> _EXERCISE INSTRUCTIONS_: Here is a block of records. Copy every line in it that includes "price".

------------------------------------------------------------

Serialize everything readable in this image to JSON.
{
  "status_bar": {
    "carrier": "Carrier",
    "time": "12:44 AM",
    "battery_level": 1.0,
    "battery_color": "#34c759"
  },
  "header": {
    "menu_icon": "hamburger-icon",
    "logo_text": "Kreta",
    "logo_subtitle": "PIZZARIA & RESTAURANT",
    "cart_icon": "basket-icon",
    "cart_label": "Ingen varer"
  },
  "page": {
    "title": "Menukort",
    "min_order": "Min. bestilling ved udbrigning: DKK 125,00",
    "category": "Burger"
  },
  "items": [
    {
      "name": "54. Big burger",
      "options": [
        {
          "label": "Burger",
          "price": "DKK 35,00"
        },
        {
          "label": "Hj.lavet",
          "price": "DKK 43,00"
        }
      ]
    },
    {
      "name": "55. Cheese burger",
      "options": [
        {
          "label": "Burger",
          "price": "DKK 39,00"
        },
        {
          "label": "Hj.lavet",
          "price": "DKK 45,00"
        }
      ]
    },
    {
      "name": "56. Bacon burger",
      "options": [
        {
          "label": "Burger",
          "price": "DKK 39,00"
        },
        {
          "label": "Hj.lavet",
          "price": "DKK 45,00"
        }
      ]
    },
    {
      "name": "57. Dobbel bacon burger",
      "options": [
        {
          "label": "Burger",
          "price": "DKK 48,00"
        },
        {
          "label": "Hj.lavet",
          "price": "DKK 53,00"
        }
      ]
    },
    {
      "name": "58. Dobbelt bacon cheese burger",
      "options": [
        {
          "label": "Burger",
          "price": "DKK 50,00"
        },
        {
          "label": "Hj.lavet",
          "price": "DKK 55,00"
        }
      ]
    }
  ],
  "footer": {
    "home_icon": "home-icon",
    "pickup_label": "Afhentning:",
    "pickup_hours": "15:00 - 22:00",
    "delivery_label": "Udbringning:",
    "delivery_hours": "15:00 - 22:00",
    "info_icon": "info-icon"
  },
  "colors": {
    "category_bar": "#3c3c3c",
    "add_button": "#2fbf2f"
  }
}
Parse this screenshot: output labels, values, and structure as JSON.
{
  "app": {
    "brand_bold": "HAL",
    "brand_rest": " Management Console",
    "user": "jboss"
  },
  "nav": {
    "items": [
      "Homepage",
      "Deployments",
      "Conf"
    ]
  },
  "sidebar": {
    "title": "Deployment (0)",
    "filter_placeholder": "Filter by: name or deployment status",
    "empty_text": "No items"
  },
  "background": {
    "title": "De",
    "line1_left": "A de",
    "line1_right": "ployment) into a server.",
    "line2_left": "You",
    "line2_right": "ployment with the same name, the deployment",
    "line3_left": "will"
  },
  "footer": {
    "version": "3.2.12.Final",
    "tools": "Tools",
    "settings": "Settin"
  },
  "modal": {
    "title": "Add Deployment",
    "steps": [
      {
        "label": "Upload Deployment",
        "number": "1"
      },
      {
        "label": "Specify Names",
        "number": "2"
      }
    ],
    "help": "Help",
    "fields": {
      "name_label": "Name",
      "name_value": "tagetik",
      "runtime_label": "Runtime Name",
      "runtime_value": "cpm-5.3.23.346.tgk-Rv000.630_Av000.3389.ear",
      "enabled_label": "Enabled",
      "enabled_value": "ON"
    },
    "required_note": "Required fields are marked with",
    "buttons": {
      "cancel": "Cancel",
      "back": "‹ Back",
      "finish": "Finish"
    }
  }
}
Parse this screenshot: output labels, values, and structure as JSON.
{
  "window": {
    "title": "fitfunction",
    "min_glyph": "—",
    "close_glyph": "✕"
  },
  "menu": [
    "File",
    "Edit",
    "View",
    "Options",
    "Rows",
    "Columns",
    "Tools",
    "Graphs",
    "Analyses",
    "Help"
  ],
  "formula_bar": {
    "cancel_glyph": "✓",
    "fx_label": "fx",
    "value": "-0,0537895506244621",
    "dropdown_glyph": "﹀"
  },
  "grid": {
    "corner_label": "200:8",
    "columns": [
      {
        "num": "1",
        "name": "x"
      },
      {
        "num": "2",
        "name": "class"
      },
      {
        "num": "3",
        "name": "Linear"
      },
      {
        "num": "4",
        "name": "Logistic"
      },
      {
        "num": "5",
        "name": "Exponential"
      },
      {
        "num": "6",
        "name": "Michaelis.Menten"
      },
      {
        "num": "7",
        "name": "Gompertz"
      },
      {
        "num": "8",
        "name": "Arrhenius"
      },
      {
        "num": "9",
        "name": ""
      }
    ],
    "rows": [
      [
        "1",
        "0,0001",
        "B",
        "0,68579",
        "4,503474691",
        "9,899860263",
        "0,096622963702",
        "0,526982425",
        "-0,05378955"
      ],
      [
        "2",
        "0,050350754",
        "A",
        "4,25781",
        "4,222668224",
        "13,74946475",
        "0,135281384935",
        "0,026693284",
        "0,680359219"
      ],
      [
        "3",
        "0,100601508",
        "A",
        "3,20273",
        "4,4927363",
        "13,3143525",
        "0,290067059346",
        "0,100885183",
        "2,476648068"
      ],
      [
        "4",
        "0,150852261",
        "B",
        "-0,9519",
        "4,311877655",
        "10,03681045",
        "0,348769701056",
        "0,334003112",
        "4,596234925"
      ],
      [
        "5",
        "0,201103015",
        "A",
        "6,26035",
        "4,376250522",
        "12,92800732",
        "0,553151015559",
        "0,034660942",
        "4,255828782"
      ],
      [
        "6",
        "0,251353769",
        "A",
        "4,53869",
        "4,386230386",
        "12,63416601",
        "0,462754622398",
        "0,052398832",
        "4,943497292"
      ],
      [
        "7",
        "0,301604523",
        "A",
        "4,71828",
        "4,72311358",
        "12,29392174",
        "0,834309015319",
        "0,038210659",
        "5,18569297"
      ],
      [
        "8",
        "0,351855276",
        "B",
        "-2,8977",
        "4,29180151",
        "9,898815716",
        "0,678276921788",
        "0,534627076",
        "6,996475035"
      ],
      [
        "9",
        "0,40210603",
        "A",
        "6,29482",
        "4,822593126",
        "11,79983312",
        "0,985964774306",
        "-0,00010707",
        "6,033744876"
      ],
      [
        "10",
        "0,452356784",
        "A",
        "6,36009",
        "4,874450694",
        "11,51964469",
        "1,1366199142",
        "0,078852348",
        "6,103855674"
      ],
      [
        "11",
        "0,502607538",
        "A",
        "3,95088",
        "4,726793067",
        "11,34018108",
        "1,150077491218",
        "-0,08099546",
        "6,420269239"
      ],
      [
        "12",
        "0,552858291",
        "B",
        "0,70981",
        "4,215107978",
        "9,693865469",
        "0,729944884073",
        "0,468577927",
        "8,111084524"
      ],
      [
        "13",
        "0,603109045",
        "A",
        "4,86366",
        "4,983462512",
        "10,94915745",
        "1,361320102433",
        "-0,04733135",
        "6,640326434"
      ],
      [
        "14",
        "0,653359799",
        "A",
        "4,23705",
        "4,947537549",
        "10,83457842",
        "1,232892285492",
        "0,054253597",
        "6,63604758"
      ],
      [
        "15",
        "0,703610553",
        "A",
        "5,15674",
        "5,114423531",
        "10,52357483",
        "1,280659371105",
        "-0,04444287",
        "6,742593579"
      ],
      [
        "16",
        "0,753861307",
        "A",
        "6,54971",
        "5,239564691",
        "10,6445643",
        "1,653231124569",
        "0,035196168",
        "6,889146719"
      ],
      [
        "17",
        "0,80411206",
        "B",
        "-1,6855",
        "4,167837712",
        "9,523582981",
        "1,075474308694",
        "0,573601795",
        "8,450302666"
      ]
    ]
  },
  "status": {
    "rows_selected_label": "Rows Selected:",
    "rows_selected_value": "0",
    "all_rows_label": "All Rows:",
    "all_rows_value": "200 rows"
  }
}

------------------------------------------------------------

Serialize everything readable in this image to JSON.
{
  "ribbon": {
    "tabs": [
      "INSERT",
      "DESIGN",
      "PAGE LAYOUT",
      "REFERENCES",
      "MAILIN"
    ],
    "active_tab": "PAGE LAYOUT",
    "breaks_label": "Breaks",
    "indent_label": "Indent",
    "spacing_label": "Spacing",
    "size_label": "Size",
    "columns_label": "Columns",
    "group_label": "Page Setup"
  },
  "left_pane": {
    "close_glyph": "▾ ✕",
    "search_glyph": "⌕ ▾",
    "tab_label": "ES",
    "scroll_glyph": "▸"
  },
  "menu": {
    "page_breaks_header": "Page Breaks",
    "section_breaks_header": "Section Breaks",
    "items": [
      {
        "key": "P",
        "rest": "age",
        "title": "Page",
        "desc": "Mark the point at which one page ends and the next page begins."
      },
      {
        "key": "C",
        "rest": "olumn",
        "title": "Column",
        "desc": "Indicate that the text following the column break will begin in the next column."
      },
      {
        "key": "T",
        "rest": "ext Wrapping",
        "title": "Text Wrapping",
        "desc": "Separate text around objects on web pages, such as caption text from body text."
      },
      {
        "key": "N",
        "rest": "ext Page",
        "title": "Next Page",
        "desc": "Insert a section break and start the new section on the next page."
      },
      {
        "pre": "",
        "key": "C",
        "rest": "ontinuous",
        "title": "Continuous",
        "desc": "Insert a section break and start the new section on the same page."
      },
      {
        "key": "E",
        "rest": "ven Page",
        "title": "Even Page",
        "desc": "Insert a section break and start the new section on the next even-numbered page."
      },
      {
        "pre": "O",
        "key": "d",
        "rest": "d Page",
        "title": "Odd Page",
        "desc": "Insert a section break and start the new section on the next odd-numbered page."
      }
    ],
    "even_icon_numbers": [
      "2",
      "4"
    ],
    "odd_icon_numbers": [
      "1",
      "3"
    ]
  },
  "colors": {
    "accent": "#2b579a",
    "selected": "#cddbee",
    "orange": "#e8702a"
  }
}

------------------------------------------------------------

> _RESULT_:
          "price": "DKK 35,00"
          "price": "DKK 43,00"
          "price": "DKK 39,00"
          "price": "DKK 45,00"
          "price": "DKK 39,00"
          "price": "DKK 45,00"
          "price": "DKK 48,00"
          "price": "DKK 53,00"
          "price": "DKK 50,00"
          "price": "DKK 55,00"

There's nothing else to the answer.